Gannawarra Shire Council
Gannawarra Flood History
Gannawarra Shire Council has a history of flooding including a significant flood event in January 2011 which impacted the townships of Qumabatook and Kerang and vast extents of rural areas resulting in extensive damage.
The two key river systems which impact the Gannawarra Shire areas are the Loddon River and the Avoca including the January 2011 events and the 1983 event.
Households and businesses should refer to the Local Flood Guide or the Gannawarra Shire Flood Emergency Plan for more information.
Kerang Local Flood Guide
Are you at risk of flood?
Due to the flat nature of the landscape and its close proximity to the Loddon River, Kerang and itssurrounding areas are vulnerable to overland flows of water.
Within the Loddon catchment there are a number of creeks and river run offs. Significant floods have been recorded in Kerang in 1909, 1916, 1933, 1975, 1981, 1993 and 2011.
The 2011 flood followed an extensive period of wet weather with major flooding through the lower Loddon and Avoca Rivers in September, December 2010 and September 2016.

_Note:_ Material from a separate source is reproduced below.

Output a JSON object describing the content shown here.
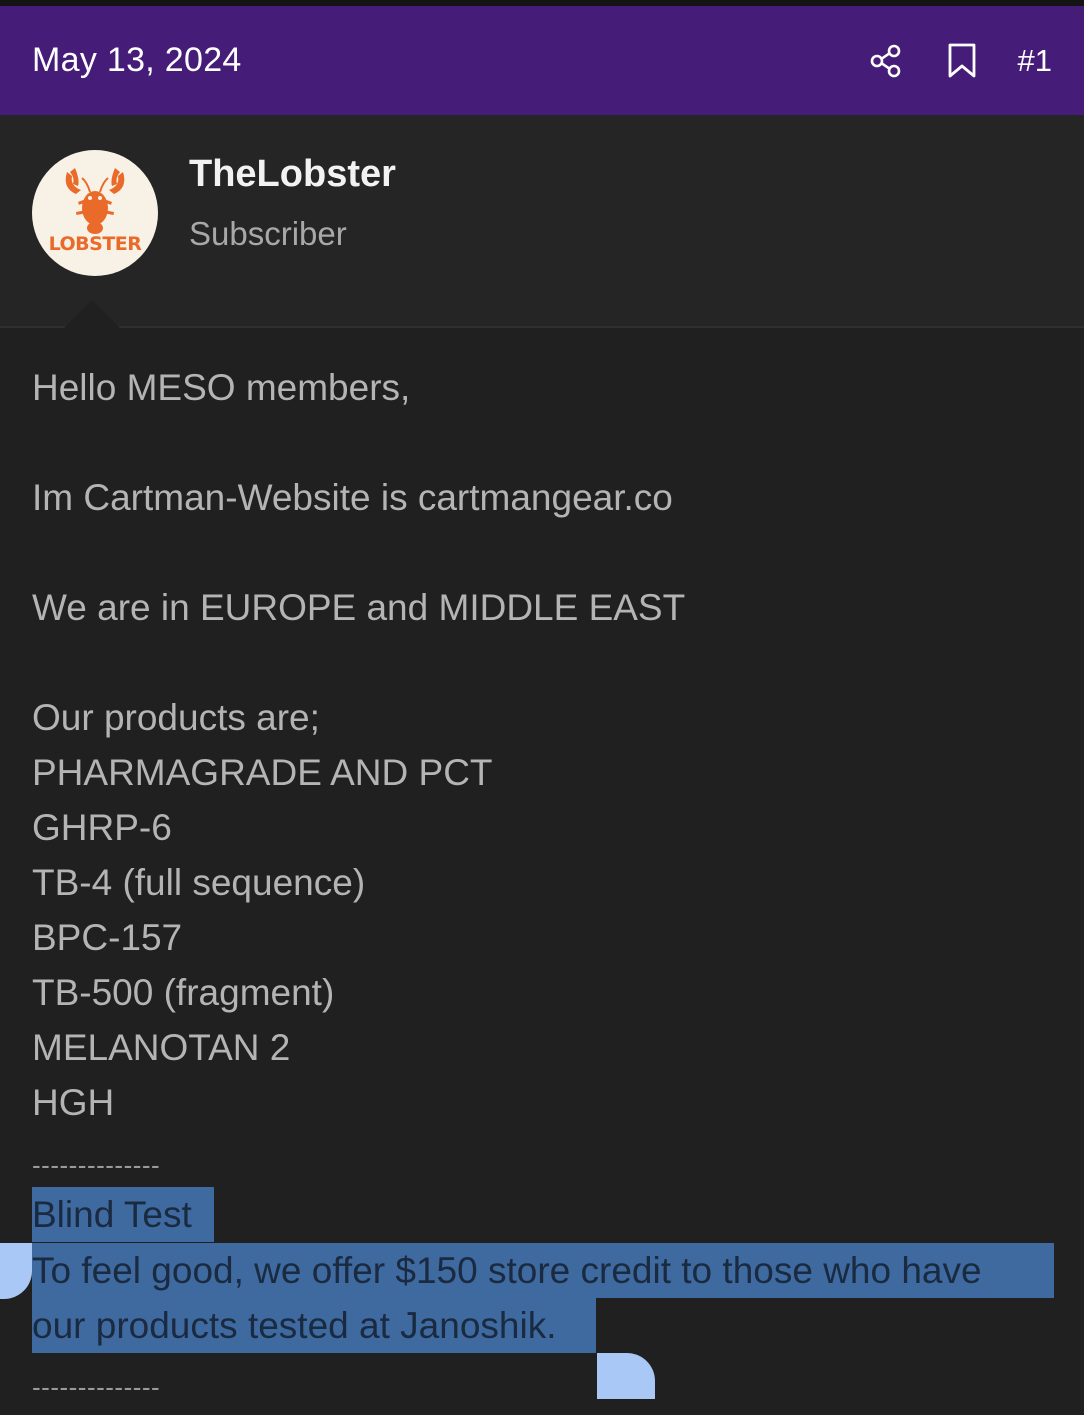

Widespread flooding in Kerang led to a number of mitigation works in the area during 1980-1996 to help reduce the impact of floods. Kerang’s levees run for 17 kilometres and include part of the Murray Valley Highway to the south of the town. Properties start to become isolated to the north and south of Kerang when the Murray Valley Highway Bridge Gauge reads 77.20 metres, just above minor flood level of 77.00 metre.
During the 2011 flood, floodwater overtopped the Pyramid Creek levee. However, the township of Kerang was saved from the full extent of the flooding by a combination of the levee on the Loddon River and a temporary levee built on the southern side of Kerang.
Kerang’s levees have reduced the level of risk associated with flooding in some areas of the town, however no levee is flood proof and some houses and businesses inside and outside of the town were flooded.
The map to the right shows the extent of the January 2011 flood which measured 78.03m on the Murray Valley Highway River Gauge.
Murrabit and Benjeroop Local Flood Guide
Are you at risk of flood?
Murrabit and Benjeroop are located on the lower Loddon River floodplain near the Murray River. The chance of flooding increases when both the Loddon and the Murray Rivers are in flood at the same time.
Major flooding of the Avoca River can also contribute to flooding of the Lower Loddon floodplain area. Significant flooding has occurred throughout the region since settlement, and property owners have constructed a series of earthen levees throughout the floodplain over the last hundred years. Many of these levees are in poor condition, are located on private land and cannot be relied on to protect from riverine flooding.
Murrabit township is located on higher ground, and is protected by a series of levees; however extensive rural areas around the township including Benjeroop are at risk of extensive and long term inundation.
No levee is flood proof, including the many levees built on private land. It is likely that large parts of the district will be inundated in future flood events.
The map to the right shows the extent of flooding in the area during the 2011 flood event and the expected flooding from a 1% Annual Exceedance Probability (AEP) flood of the Murray River.
Quambatook Local Flood Guide
Are you at risk of flood?
Quambatook is at risk of flooding from the Avoca River, and is also vulnerable to flash flooding
caused by heavy rainfall over a short period of time.
Although the township of Quambatook is built on higher ground and has levees providing some protection, large floods can still cause damage within the township and no levee is guaranteed flood proof.
During the January 2011 flood event approximately three kilometres of temporary earthen levees were constructed by Council with considerable local voluntary effort.
If the temporary levees had not been constructed most of the 120 houses and shops in town would have been flooded.
Since the river gauge was installed at Quambatook South in 1963, there have been 17 recorded flood events above the minor flood level. These events were generally limited to agricultural land and required the occasional closure of minor roads.
On 9 January 2011, after 100mm of rain fell in a few hours, water overwhelmed the town’s drainage which caused flash flooding in parts of the township. Although levees and floodways assist in protecting the Quambatook township, these levees are only designed to protect property and cope with a certain flood level.
Floods in excess of the Major flood level may result in water overflowing the levees and floodways, flooding the town. This was prevented in 2011 when temporary levees were constructed on the eastern side of town. No levee is guaranteed flood-proof. If flooding affects Charlton, then it typically affects Quambatook 40-96 hours later.
The map to the right shows the extent of flooding in the January 2011 and September 1983 floods as well as the location of the temporary levees built by Council and the local community.
About Flood Guides
Communities can use local flood guides to identify and better understand their local flood risk. They include information about: flood history, how to prepare & respond to floods and who to contact.
Local VICSES Unit
Kerang VICSES Unit8 Tate Drive,